■ **TASK DIRECTIONS**: Return the lines below that contain "circle".

■ **RECORDS SHOWN**:
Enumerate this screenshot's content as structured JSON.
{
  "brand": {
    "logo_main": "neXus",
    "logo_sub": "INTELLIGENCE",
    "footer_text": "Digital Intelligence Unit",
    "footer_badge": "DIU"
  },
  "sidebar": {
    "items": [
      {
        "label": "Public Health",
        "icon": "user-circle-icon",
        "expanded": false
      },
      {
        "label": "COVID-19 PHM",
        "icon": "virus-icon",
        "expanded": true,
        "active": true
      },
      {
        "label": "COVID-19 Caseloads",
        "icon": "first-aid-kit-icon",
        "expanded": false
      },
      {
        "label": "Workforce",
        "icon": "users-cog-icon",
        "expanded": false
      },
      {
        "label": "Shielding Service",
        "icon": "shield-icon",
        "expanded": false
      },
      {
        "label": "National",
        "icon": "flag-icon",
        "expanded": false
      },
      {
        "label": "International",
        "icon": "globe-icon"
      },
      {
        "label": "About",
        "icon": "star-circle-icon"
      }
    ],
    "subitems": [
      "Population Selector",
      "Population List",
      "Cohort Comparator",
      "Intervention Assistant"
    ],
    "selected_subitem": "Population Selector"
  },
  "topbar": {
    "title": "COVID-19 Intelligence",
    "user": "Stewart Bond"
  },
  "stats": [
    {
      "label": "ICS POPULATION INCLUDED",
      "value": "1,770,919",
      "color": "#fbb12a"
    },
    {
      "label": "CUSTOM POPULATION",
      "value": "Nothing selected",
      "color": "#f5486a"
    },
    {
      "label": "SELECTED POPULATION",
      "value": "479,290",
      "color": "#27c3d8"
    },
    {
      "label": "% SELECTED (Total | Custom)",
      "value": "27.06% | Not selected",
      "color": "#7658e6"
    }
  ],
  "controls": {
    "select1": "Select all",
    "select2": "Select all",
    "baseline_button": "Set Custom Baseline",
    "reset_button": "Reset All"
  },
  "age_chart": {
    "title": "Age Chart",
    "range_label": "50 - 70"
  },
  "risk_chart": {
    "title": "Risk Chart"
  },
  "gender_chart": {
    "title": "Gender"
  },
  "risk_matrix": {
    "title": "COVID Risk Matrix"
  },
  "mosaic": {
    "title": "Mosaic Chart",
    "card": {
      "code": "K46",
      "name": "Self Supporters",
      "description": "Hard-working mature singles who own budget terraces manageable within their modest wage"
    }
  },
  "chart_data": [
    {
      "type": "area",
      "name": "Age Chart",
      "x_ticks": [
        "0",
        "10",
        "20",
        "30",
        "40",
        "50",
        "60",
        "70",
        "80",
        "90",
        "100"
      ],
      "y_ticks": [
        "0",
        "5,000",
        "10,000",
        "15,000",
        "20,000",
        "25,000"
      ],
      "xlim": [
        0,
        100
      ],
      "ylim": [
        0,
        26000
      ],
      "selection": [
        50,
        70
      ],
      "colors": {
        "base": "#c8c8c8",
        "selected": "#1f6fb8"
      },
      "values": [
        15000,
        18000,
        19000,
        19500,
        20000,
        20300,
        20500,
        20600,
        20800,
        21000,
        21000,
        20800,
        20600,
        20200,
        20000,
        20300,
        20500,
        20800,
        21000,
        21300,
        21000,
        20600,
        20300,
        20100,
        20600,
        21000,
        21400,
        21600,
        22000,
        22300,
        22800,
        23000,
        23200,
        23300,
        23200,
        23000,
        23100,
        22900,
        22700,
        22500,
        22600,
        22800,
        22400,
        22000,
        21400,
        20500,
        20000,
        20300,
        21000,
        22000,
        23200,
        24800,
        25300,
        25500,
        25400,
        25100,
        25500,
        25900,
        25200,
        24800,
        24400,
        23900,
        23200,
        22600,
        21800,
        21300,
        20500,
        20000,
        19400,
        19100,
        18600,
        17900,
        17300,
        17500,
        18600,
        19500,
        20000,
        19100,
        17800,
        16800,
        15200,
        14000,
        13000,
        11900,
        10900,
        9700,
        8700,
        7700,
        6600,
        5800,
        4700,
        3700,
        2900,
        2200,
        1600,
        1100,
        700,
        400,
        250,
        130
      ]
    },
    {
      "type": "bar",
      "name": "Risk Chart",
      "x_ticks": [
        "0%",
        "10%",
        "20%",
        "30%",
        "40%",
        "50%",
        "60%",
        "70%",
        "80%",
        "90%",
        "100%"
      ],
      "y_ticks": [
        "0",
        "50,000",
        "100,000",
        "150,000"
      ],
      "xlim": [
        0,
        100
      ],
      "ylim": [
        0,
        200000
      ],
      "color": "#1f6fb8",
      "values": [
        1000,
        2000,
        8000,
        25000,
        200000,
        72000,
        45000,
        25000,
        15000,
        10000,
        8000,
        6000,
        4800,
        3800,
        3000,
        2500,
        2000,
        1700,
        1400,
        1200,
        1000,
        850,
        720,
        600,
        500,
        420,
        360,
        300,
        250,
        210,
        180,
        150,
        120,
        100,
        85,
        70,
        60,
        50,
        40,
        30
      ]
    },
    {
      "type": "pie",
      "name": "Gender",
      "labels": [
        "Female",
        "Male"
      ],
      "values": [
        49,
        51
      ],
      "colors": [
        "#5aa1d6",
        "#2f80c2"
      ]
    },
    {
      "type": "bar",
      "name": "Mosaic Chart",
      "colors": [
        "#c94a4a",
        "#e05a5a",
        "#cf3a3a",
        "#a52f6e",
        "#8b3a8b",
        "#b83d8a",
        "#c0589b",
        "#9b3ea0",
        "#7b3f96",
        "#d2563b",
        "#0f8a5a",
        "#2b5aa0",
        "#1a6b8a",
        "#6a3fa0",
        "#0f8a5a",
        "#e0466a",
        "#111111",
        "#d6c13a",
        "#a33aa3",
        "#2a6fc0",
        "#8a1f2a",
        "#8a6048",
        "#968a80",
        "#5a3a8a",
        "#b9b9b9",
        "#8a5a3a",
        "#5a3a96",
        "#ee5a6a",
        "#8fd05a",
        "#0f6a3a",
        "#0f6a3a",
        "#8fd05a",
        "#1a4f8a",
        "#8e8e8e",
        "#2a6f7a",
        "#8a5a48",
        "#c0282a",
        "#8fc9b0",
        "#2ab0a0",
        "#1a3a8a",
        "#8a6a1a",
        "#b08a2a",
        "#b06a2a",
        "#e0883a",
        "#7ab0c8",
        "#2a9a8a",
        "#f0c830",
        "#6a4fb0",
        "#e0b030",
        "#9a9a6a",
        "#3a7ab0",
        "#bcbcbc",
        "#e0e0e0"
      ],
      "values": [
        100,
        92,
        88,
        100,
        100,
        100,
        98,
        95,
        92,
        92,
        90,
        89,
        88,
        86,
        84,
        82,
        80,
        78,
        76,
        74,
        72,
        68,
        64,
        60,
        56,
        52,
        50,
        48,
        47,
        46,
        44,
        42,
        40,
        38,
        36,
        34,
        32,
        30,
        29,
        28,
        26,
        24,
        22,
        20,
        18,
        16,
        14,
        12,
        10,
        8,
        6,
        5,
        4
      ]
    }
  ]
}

■ **WRITTEN SOLUTION**:
        "icon": "user-circle-icon",
        "icon": "star-circle-icon"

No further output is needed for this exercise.